Clang, LLVM’s compiler front-end for C-based languages, features a couple of interesting language extensions to C, C++ and Objective-C. You are probably familiar with auto-synthesis of properties or the new subscripting syntax.
One of the lesser known extensions, however, is the
While languages like Java and C++ allow you to define multiple functions with the same name but different arguments, this feature has been absent from C.
However, using recent versions of Clang you can now rectify this behavior and since Objective-C is a superset of C, knowing how to use this feature can be useful even if you rarely venture outside of Cocoa or Cocoa Touch.
Consider for example these function declarations:
We declare two different versions of the classic
Instances of NSArray will have a block applied to their elements that takes a single argument while instances of NSDictionary have both their keys and values sent to the block.
The compiler will figure out which
map it needs to call simply based on the
types of the arguments.
The implementation is pretty straightforward, too:
-[NSArray enumerateObjectsUsingBlock:] is used to iterate over all elements.
If the block passed to
nil, the element is discarded.
You may want to consider writing a parallel version of
map that makes use of
-[NSArray enumerateObjectsWithOptions:usingBlock:] and passes in
The implementation for dictionaries looks similar:
Now we have a nice and clean way to map over Cocoa’s most prevalent data structures:
I think function overloading is a welcome addition to C and it goes to show how knowing the underpinnings of Objective-C can help you write better and more concise code.
Update: Nick Lockwood raised the point that
map may be
better suited for a category. When I came up with this example, I was also

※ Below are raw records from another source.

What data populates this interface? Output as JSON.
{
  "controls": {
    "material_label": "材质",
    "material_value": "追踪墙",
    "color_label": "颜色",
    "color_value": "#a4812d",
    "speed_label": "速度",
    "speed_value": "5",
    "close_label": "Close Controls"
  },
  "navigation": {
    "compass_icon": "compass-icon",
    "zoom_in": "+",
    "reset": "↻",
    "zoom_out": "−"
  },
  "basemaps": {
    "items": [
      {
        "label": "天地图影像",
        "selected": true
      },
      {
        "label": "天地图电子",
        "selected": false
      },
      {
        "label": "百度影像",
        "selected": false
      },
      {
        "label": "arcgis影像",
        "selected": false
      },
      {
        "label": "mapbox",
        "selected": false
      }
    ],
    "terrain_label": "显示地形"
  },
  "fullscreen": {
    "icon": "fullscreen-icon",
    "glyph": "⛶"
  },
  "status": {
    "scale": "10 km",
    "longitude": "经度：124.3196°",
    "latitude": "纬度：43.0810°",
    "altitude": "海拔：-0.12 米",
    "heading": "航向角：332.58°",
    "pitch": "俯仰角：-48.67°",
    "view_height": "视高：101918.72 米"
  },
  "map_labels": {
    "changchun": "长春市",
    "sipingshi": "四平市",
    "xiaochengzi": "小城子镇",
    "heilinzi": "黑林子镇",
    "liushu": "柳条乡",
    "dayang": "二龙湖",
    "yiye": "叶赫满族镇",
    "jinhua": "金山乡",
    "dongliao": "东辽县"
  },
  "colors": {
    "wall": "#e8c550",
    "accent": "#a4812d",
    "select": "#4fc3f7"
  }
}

each implementation that could deal with
That being said, if you’re looking for a solid and well tested map category, check out BlocksKit.Posted in thinking-about